-- DATA FOR THIS TASK --
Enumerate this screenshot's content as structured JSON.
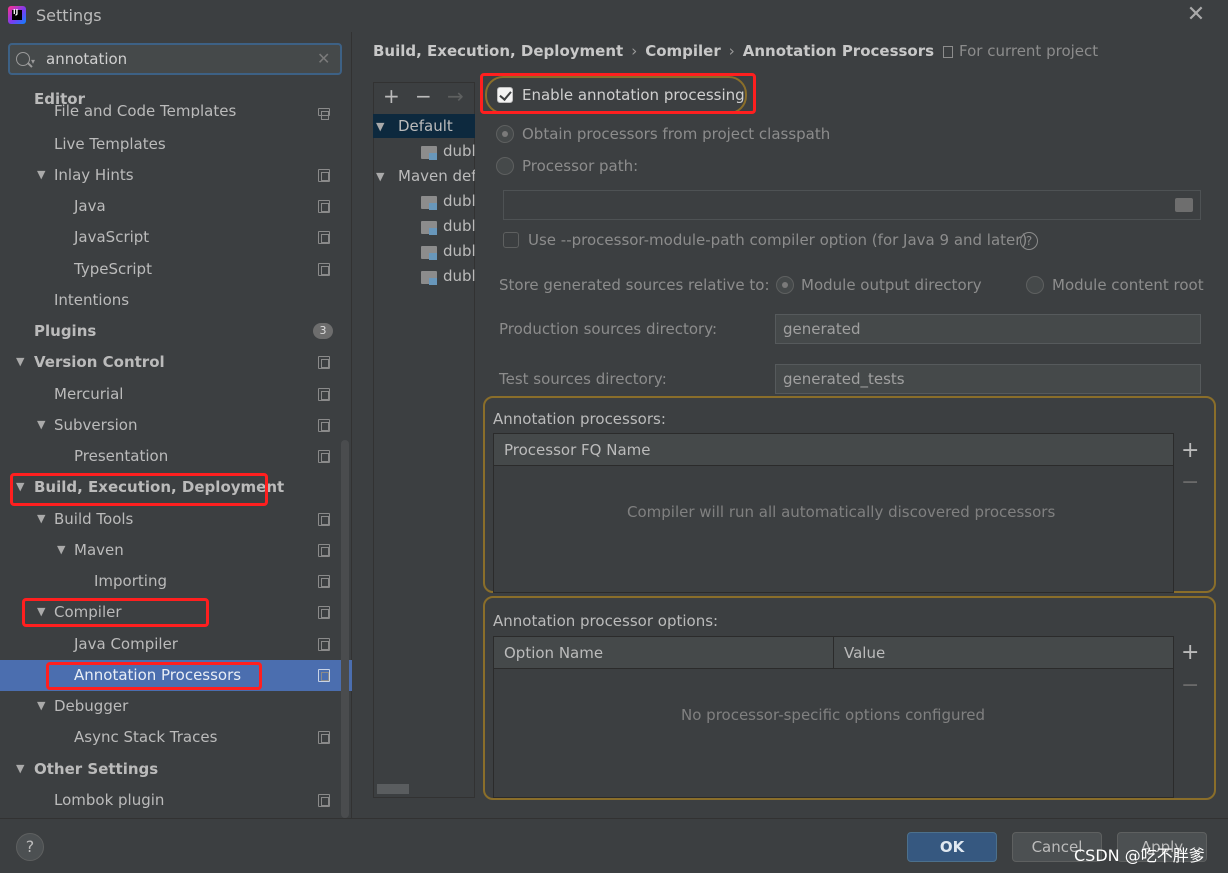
{
  "window": {
    "title": "Settings"
  },
  "search": {
    "value": "annotation"
  },
  "sidebar": {
    "partial_item": "File and Code Templates",
    "items": [
      {
        "label": "Editor"
      },
      {
        "label": "Live Templates"
      },
      {
        "label": "Inlay Hints"
      },
      {
        "label": "Java"
      },
      {
        "label": "JavaScript"
      },
      {
        "label": "TypeScript"
      },
      {
        "label": "Intentions"
      },
      {
        "label": "Plugins",
        "badge": "3"
      },
      {
        "label": "Version Control"
      },
      {
        "label": "Mercurial"
      },
      {
        "label": "Subversion"
      },
      {
        "label": "Presentation"
      },
      {
        "label": "Build, Execution, Deployment"
      },
      {
        "label": "Build Tools"
      },
      {
        "label": "Maven"
      },
      {
        "label": "Importing"
      },
      {
        "label": "Compiler"
      },
      {
        "label": "Java Compiler"
      },
      {
        "label": "Annotation Processors"
      },
      {
        "label": "Debugger"
      },
      {
        "label": "Async Stack Traces"
      },
      {
        "label": "Other Settings"
      },
      {
        "label": "Lombok plugin"
      }
    ]
  },
  "breadcrumb": {
    "items": [
      "Build, Execution, Deployment",
      "Compiler",
      "Annotation Processors"
    ],
    "separator": "›",
    "scope": "For current project"
  },
  "profiles": {
    "toolbar": [
      "+",
      "−",
      "→"
    ],
    "rows": [
      "Default",
      "dubl",
      "Maven def",
      "dubl",
      "dubl",
      "dubl",
      "dubl"
    ]
  },
  "settings": {
    "enable_label": "Enable annotation processing",
    "obtain_label": "Obtain processors from project classpath",
    "processor_path_label": "Processor path:",
    "module_path_label": "Use --processor-module-path compiler option (for Java 9 and later)",
    "help_glyph": "?",
    "store_label": "Store generated sources relative to:",
    "module_output_label": "Module output directory",
    "module_content_label": "Module content root",
    "production_label": "Production sources directory:",
    "production_value": "generated",
    "test_label": "Test sources directory:",
    "test_value": "generated_tests"
  },
  "processors": {
    "title": "Annotation processors:",
    "column": "Processor FQ Name",
    "empty": "Compiler will run all automatically discovered processors",
    "add": "+",
    "remove": "−"
  },
  "options": {
    "title": "Annotation processor options:",
    "columns": [
      "Option Name",
      "Value"
    ],
    "empty": "No processor-specific options configured",
    "add": "+",
    "remove": "−"
  },
  "footer": {
    "help": "?",
    "ok": "OK",
    "cancel": "Cancel",
    "apply": "Apply",
    "watermark": "CSDN @吃不胖爹"
  },
  "colors": {
    "background": "#3c3f41",
    "selection": "#4b6eaf",
    "ok_button": "#365880",
    "highlight_red": "#ff1f1f",
    "highlight_gold": "#8a6e2a"
  }
}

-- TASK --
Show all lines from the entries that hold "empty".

-- REPLY TO THE EXERCISE --
    "empty": "Compiler will run all automatically discovered processors",
    "empty": "No processor-specific options configured",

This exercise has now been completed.